-- Data to process follows --

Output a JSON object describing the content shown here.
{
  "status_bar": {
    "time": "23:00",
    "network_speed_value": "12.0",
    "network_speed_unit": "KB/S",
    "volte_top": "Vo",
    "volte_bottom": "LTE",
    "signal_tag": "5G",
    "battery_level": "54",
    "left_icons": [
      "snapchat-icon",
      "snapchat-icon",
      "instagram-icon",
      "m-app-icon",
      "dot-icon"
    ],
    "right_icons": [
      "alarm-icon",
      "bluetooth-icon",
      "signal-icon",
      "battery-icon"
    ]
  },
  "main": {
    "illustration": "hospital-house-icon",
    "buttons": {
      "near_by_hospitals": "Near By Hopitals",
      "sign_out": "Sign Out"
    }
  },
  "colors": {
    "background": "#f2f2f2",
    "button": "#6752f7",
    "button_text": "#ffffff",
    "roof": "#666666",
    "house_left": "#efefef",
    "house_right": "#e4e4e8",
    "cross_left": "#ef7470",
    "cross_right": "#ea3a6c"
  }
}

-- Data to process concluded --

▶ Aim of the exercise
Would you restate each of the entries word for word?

▶ Answer for this exercise
Output a JSON object describing the content shown here.
{
  "status_bar": {
    "time": "23:00",
    "network_speed_value": "12.0",
    "network_speed_unit": "KB/S",
    "volte_top": "Vo",
    "volte_bottom": "LTE",
    "signal_tag": "5G",
    "battery_level": "54",
    "left_icons": [
      "snapchat-icon",
      "snapchat-icon",
      "instagram-icon",
      "m-app-icon",
      "dot-icon"
    ],
    "right_icons": [
      "alarm-icon",
      "bluetooth-icon",
      "signal-icon",
      "battery-icon"
    ]
  },
  "main": {
    "illustration": "hospital-house-icon",
    "buttons": {
      "near_by_hospitals": "Near By Hopitals",
      "sign_out": "Sign Out"
    }
  },
  "colors": {
    "background": "#f2f2f2",
    "button": "#6752f7",
    "button_text": "#ffffff",
    "roof": "#666666",
    "house_left": "#efefef",
    "house_right": "#e4e4e8",
    "cross_left": "#ef7470",
    "cross_right": "#ea3a6c"
  }
}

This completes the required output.